● **Instructions for the task**
Go through the data and say how many lines include the string "JSON"; return only the figure.

**** Extracted material

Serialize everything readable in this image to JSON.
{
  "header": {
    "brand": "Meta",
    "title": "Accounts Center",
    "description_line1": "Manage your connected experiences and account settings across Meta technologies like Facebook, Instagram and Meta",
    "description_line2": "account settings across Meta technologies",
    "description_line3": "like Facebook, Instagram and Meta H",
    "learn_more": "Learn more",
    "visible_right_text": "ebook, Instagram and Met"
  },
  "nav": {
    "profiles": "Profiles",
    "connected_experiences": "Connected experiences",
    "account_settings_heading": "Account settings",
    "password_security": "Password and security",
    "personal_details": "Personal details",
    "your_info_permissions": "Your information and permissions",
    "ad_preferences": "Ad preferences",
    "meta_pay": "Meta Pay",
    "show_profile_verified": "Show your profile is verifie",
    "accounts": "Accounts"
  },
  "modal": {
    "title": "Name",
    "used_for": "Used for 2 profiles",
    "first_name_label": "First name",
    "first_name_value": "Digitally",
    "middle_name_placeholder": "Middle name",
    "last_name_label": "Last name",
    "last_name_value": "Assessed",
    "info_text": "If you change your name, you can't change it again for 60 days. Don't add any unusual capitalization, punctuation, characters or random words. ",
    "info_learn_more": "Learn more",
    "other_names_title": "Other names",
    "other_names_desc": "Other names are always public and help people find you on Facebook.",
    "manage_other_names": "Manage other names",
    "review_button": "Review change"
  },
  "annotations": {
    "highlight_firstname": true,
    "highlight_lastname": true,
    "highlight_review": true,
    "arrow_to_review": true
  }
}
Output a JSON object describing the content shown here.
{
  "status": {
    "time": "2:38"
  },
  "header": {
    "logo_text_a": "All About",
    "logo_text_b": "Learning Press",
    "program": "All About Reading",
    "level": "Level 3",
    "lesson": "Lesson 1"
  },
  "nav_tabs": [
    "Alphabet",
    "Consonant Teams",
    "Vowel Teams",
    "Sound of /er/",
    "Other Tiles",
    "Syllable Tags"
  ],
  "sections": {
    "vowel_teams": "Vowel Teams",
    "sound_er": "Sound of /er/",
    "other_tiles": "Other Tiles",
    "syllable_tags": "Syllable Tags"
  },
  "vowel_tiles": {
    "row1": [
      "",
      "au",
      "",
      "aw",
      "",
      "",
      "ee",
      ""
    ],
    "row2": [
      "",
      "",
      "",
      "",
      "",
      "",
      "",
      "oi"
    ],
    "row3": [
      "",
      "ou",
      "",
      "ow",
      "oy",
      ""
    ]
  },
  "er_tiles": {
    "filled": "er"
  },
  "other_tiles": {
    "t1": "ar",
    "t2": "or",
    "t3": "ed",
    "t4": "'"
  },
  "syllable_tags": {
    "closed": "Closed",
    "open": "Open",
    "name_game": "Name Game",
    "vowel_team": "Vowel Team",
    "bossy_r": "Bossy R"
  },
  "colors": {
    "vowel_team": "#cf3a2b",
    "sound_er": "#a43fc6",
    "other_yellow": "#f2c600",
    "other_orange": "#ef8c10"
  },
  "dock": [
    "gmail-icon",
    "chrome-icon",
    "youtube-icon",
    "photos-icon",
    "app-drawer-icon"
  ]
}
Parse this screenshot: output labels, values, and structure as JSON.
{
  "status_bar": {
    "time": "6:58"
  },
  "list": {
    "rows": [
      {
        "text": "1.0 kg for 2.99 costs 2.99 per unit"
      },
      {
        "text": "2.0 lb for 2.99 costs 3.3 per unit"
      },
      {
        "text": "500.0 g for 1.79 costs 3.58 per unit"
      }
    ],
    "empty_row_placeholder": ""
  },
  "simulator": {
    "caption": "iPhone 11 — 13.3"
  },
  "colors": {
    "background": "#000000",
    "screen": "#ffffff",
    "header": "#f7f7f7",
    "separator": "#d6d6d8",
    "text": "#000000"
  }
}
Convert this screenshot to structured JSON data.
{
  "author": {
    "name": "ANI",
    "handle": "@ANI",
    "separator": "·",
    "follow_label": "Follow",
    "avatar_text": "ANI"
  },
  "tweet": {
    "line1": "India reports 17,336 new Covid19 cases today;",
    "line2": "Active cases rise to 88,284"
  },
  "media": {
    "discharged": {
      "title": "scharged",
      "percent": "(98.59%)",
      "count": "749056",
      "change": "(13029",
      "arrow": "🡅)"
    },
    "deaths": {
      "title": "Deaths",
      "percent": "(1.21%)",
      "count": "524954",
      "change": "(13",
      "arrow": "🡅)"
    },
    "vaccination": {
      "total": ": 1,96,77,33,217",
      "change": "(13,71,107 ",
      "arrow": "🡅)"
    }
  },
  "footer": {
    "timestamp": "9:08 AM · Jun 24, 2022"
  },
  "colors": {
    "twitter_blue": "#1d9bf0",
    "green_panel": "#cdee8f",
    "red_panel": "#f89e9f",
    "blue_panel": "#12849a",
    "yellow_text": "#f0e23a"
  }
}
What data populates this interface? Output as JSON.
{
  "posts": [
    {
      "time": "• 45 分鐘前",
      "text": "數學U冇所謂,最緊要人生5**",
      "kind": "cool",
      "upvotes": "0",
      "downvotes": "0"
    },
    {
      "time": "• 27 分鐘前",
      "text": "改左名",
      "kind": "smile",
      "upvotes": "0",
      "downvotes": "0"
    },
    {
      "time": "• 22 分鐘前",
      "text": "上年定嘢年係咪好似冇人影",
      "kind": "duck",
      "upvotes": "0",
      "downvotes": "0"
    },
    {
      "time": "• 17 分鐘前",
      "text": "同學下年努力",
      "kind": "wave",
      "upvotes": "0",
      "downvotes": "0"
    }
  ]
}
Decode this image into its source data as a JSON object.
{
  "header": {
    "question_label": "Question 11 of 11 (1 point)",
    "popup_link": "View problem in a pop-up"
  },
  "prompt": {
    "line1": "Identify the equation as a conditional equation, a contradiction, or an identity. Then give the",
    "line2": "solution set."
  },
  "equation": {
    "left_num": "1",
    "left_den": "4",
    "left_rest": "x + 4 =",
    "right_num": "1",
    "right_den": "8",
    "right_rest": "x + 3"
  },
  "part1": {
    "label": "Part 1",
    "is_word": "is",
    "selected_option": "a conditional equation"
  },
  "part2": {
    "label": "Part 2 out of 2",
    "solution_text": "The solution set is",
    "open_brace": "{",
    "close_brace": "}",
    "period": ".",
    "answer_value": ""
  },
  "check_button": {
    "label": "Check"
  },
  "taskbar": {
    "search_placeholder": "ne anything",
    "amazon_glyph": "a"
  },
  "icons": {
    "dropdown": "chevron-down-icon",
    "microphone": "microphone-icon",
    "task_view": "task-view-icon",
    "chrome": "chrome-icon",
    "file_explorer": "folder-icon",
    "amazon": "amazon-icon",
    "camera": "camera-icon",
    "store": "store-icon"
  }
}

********

● **Result of the exercise**
6